By now, developers have grown accustomed to automated ticketing workflows. All their work and productivity is driven via tickets. Instead of issuing PDF reports, more organizations are instead pushing findings and defects via the developers’ own ticketing system.
77% of BSIMM10 participants feed pen testing results to their defect management and mitigation system.
8. Defects found in operations
Is there a formal way for operations to report security defects to developers?
Nobody is perfect. Having a good communication flow between developers and the operations team is a great way to close the loop on the bugs that make it past all the safeguards.
83% of BSIMM10 participants have open channels of communication for relaying security defects back to developers and improving processes.
9. Tracking operations fixes
Does your organization track bugs found in operations throughout the fix process?
Another benefit of the ticket-based workflow that drives many developers’ day-to-day activities is that when defects are tracked via that same ticketing system, the organization now has an automated defect tracking system that allows operations and application security to see the status of security issues within the organization.
72% of BSIMM10 participants track software bugs found in operations through the fix process.
10. Environment configuration
Does your organization ensure that application host environments are configured securely?
While a secure network and host aren’t a complete security solution, insecure infrastructure and servers can let hackers access your application in ways you never intended. Ensure that servers, networks, and other infrastructure follow approved environment and configuration guidelines for additional depth of defense.
91% of BSIMM10 participants analyze server and network configurations to prevent vulnerabilities at those levels.
11. Incident response
Does your organization have an incident response plan?
Even if an organization isn’t growing a DevOps culture, better communication and integration between Development and Operations can improve how quickly and effectively the organization responds to incidents of all sorts.

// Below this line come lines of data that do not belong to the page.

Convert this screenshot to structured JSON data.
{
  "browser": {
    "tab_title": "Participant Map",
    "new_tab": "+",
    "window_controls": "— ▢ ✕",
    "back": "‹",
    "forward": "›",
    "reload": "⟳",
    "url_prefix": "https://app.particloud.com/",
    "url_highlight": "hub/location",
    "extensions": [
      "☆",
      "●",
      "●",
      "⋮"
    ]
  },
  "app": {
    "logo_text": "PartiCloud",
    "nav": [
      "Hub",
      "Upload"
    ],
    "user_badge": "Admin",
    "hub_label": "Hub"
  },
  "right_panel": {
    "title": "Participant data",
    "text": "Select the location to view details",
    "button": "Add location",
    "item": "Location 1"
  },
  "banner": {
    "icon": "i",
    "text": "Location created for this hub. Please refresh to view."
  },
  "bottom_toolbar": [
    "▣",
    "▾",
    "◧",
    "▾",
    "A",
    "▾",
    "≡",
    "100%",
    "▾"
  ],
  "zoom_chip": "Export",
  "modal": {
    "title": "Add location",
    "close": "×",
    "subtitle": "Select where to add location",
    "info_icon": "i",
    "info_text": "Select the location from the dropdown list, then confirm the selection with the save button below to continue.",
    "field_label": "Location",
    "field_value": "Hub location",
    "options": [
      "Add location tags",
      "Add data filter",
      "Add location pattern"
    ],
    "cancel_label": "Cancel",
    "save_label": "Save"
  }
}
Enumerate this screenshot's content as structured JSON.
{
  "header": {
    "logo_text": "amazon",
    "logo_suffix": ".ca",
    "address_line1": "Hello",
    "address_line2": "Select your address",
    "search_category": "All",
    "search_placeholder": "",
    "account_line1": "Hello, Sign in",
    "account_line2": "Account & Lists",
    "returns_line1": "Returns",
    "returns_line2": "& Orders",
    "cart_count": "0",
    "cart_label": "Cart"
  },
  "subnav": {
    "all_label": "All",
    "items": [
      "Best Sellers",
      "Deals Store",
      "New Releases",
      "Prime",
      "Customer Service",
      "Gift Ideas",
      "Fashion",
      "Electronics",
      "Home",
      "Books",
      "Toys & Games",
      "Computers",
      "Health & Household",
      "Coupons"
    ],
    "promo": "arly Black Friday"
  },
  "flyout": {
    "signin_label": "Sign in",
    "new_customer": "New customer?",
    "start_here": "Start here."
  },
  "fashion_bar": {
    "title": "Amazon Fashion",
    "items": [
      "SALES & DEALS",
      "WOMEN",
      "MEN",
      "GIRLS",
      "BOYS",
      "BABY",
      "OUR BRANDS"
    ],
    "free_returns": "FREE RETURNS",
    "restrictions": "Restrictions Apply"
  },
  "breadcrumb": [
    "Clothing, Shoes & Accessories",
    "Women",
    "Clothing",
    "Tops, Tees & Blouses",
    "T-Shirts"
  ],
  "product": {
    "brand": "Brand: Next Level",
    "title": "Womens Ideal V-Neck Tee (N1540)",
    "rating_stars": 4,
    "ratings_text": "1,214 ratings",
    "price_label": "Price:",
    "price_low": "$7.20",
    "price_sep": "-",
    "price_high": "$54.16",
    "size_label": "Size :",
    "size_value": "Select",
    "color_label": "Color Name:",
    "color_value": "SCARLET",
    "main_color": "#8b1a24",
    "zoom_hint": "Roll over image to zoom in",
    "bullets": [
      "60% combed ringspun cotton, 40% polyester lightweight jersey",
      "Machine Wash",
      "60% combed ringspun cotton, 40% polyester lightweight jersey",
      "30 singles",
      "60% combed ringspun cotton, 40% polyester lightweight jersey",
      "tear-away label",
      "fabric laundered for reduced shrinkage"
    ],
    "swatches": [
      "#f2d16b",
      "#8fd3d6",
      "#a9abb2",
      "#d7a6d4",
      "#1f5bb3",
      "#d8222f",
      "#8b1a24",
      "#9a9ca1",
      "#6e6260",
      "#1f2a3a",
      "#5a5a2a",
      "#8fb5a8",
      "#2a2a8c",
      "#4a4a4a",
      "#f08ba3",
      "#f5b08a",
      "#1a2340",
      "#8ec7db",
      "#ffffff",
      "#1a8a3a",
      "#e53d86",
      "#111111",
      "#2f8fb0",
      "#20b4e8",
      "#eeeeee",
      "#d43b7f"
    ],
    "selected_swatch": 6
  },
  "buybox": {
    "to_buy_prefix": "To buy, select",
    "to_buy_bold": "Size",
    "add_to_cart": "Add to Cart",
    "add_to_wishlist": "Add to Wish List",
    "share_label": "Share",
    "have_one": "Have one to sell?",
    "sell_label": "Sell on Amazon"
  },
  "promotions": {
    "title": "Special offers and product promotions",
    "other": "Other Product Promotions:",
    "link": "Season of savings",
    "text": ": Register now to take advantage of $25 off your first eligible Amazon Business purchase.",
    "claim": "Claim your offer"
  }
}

84% of BSIMM10 participants create or interface with incident response.
12. Emergency preparedness
Can your organization update your applications quickly in an emergency?
As attacks gain visibility in the news, as well as ever-increasing fines for violating standards such as PCI DSS, being able to respond to an incident with an existing plan leads to quicker and smoother mitigation than an ad hoc effort that has to be built on the spot.
75% of BSIMM10 participants have emergency codebase response.
How do you measure software security?
It takes a village to raise a child, and it takes an entire organization to achieve an emergent property such as software security. Small changes and safeguards can improve software security every step of the way. Not every activity is right for every organization. But if you aren’t doing at least a few of these activities, you’re subjecting yourself to unknown risks that you could easily address. The BSIMM allows you to measure software security in your organization against over a hundred other organizations so you know where you are and can plan where to go next.
This post was originally published Oct. 19, 2015, and refreshed Sept. 30, 2019.
*** This is a Security Bloggers Network syndicated blog from Software Integrity Blog authored by Jamie Boote. Read the original post at: https://www.synopsys.com/blogs/software-security/measure-software-security-initiative/